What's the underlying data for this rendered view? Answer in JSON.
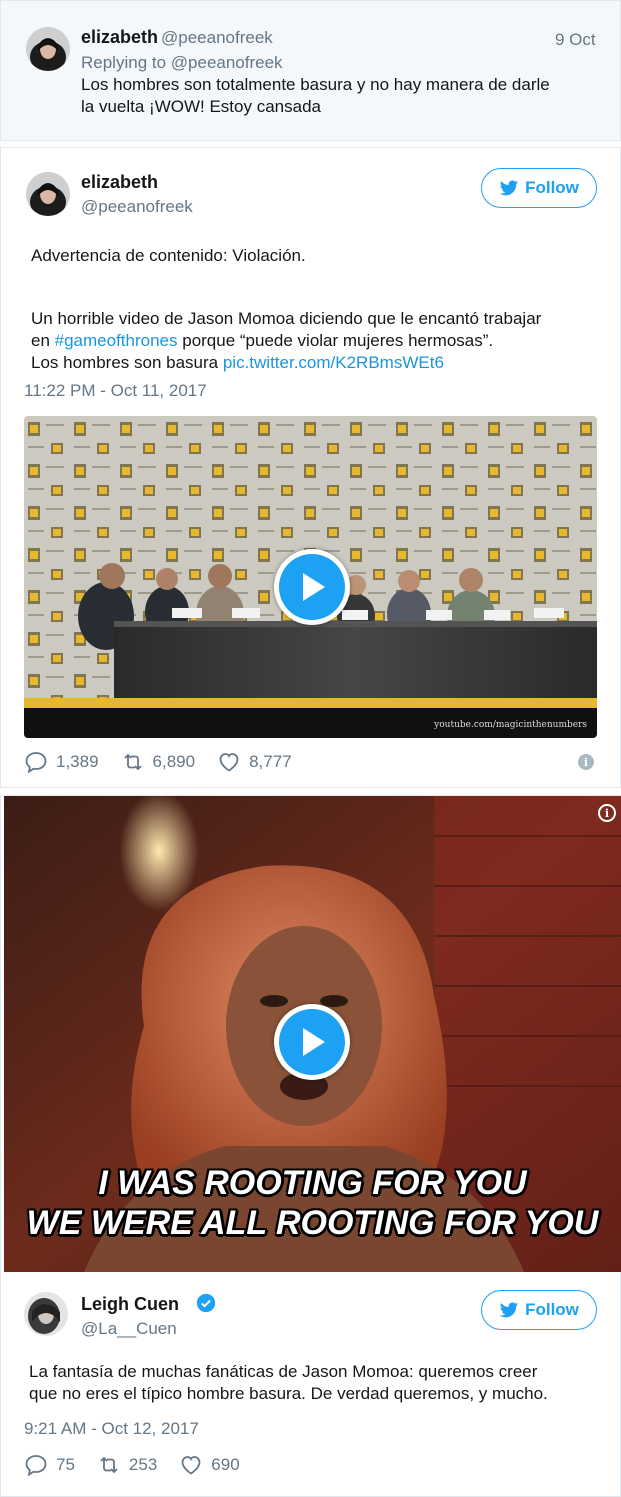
{
  "reply_tweet": {
    "name": "elizabeth",
    "handle": "@peeanofreek",
    "date": "9 Oct",
    "replying_to": "Replying to @peeanofreek",
    "text_line1": "Los hombres son totalmente basura y no hay manera de darle",
    "text_line2": "la vuelta ¡WOW! Estoy cansada"
  },
  "main_tweet": {
    "name": "elizabeth",
    "handle": "@peeanofreek",
    "follow_label": "Follow",
    "warning": "Advertencia de contenido: Violación.",
    "line1": "Un horrible video de Jason Momoa diciendo que le encantó trabajar",
    "line2_prefix": "en ",
    "hashtag": "#gameofthrones",
    "line2_suffix": " porque “puede violar mujeres hermosas”.",
    "line3_prefix": "Los hombres son basura ",
    "pic_link": "pic.twitter.com/K2RBmsWEt6",
    "timestamp": "11:22 PM - Oct 11, 2017",
    "video_watermark": "youtube.com/magicinthenumbers",
    "replies": "1,389",
    "retweets": "6,890",
    "likes": "8,777"
  },
  "gif_tweet": {
    "caption_line1": "I WAS ROOTING FOR YOU",
    "caption_line2": "WE WERE ALL ROOTING FOR YOU",
    "name": "Leigh Cuen",
    "handle": "@La__Cuen",
    "follow_label": "Follow",
    "text_line1": "La fantasía de muchas fanáticas de Jason Momoa: queremos creer",
    "text_line2": "que no eres el típico hombre basura. De verdad queremos, y mucho.",
    "timestamp": "9:21 AM - Oct 12, 2017",
    "replies": "75",
    "retweets": "253",
    "likes": "690"
  },
  "colors": {
    "accent": "#1da1f2",
    "link": "#1b95e0",
    "muted": "#657786",
    "text": "#14171a",
    "reply_bg": "#f5f8fa"
  },
  "icons": [
    "reply-icon",
    "retweet-icon",
    "like-icon",
    "info-icon",
    "twitter-bird-icon",
    "play-icon",
    "verified-badge-icon"
  ]
}
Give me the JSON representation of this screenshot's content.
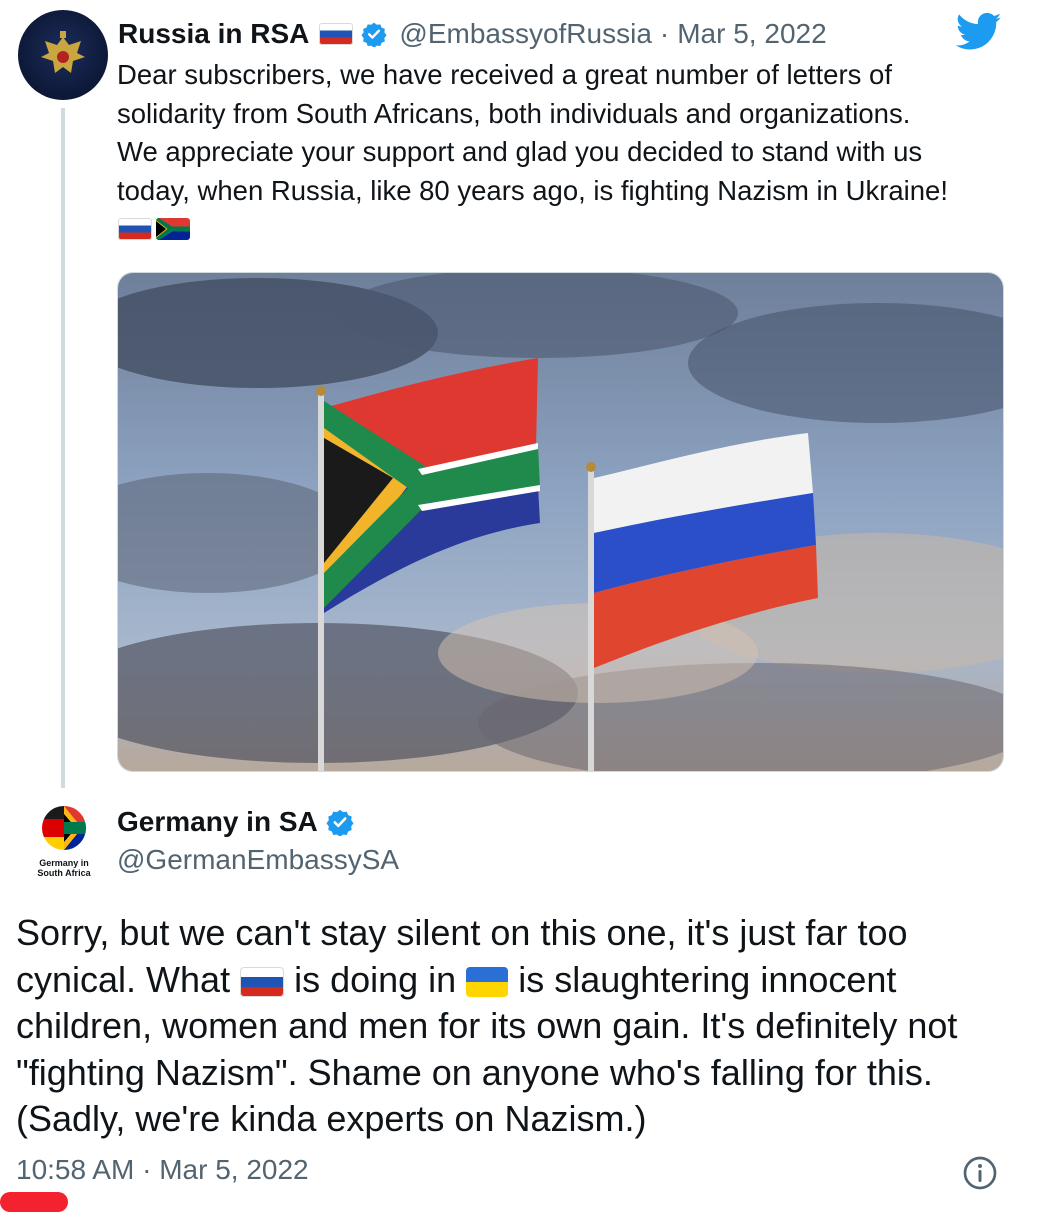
{
  "original_tweet": {
    "author_name": "Russia in RSA",
    "handle": "@EmbassyofRussia",
    "separator": "·",
    "date": "Mar 5, 2022",
    "text_lines": [
      "Dear subscribers, we have received a great number of letters of",
      "solidarity from South Africans, both individuals and organizations.",
      "We appreciate your support and glad you decided to stand with us",
      "today, when Russia, like 80 years ago, is fighting Nazism in Ukraine!"
    ],
    "flag_emojis": [
      "russia-flag",
      "south-africa-flag"
    ],
    "media": {
      "subject": "south-africa-flag-and-russia-flag-on-poles-against-cloudy-sky"
    }
  },
  "reply": {
    "author_name": "Germany in SA",
    "handle": "@GermanEmbassySA",
    "avatar_caption_line1": "Germany in",
    "avatar_caption_line2": "South Africa",
    "text_part1": "Sorry, but we can't stay silent on this one, it's just far too cynical. What ",
    "text_part2": " is doing in ",
    "text_part3": " is slaughtering innocent children, women and men for its own gain. It's definitely not \"fighting Nazism\". Shame on anyone who's falling for this. (Sadly, we're kinda experts on Nazism.)",
    "time": "10:58 AM",
    "separator": "·",
    "date": "Mar 5, 2022"
  },
  "icons": {
    "verified": "verified-badge-icon",
    "platform": "twitter-bird-icon",
    "info": "info-icon"
  },
  "colors": {
    "verified_blue": "#1d9bf0",
    "muted_text": "#536471",
    "thread_line": "#cfd9de"
  }
}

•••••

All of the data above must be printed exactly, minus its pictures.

> **Solution for this exercise**
What's the underlying data for this rendered view? Answer in JSON.
{
  "reply_tweet": {
    "name": "elizabeth",
    "handle": "@peeanofreek",
    "date": "9 Oct",
    "replying_to": "Replying to @peeanofreek",
    "text_line1": "Los hombres son totalmente basura y no hay manera de darle",
    "text_line2": "la vuelta ¡WOW! Estoy cansada"
  },
  "main_tweet": {
    "name": "elizabeth",
    "handle": "@peeanofreek",
    "follow_label": "Follow",
    "warning": "Advertencia de contenido: Violación.",
    "line1": "Un horrible video de Jason Momoa diciendo que le encantó trabajar",
    "line2_prefix": "en ",
    "hashtag": "#gameofthrones",
    "line2_suffix": " porque “puede violar mujeres hermosas”.",
    "line3_prefix": "Los hombres son basura ",
    "pic_link": "pic.twitter.com/K2RBmsWEt6",
    "timestamp": "11:22 PM - Oct 11, 2017",
    "video_watermark": "youtube.com/magicinthenumbers",
    "replies": "1,389",
    "retweets": "6,890",
    "likes": "8,777"
  },
  "gif_tweet": {
    "caption_line1": "I WAS ROOTING FOR YOU",
    "caption_line2": "WE WERE ALL ROOTING FOR YOU",
    "name": "Leigh Cuen",
    "handle": "@La__Cuen",
    "follow_label": "Follow",
    "text_line1": "La fantasía de muchas fanáticas de Jason Momoa: queremos creer",
    "text_line2": "que no eres el típico hombre basura. De verdad queremos, y mucho.",
    "timestamp": "9:21 AM - Oct 12, 2017",
    "replies": "75",
    "retweets": "253",
    "likes": "690"
  },
  "colors": {
    "accent": "#1da1f2",
    "link": "#1b95e0",
    "muted": "#657786",
    "text": "#14171a",
    "reply_bg": "#f5f8fa"
  },
  "icons": [
    "reply-icon",
    "retweet-icon",
    "like-icon",
    "info-icon",
    "twitter-bird-icon",
    "play-icon",
    "verified-badge-icon"
  ]
}
Give me the JSON representation of this screenshot's content.
{
  "original_tweet": {
    "author_name": "Russia in RSA",
    "handle": "@EmbassyofRussia",
    "separator": "·",
    "date": "Mar 5, 2022",
    "text_lines": [
      "Dear subscribers, we have received a great number of letters of",
      "solidarity from South Africans, both individuals and organizations.",
      "We appreciate your support and glad you decided to stand with us",
      "today, when Russia, like 80 years ago, is fighting Nazism in Ukraine!"
    ],
    "flag_emojis": [
      "russia-flag",
      "south-africa-flag"
    ],
    "media": {
      "subject": "south-africa-flag-and-russia-flag-on-poles-against-cloudy-sky"
    }
  },
  "reply": {
    "author_name": "Germany in SA",
    "handle": "@GermanEmbassySA",
    "avatar_caption_line1": "Germany in",
    "avatar_caption_line2": "South Africa",
    "text_part1": "Sorry, but we can't stay silent on this one, it's just far too cynical. What ",
    "text_part2": " is doing in ",
    "text_part3": " is slaughtering innocent children, women and men for its own gain. It's definitely not \"fighting Nazism\". Shame on anyone who's falling for this. (Sadly, we're kinda experts on Nazism.)",
    "time": "10:58 AM",
    "separator": "·",
    "date": "Mar 5, 2022"
  },
  "icons": {
    "verified": "verified-badge-icon",
    "platform": "twitter-bird-icon",
    "info": "info-icon"
  },
  "colors": {
    "verified_blue": "#1d9bf0",
    "muted_text": "#536471",
    "thread_line": "#cfd9de"
  }
}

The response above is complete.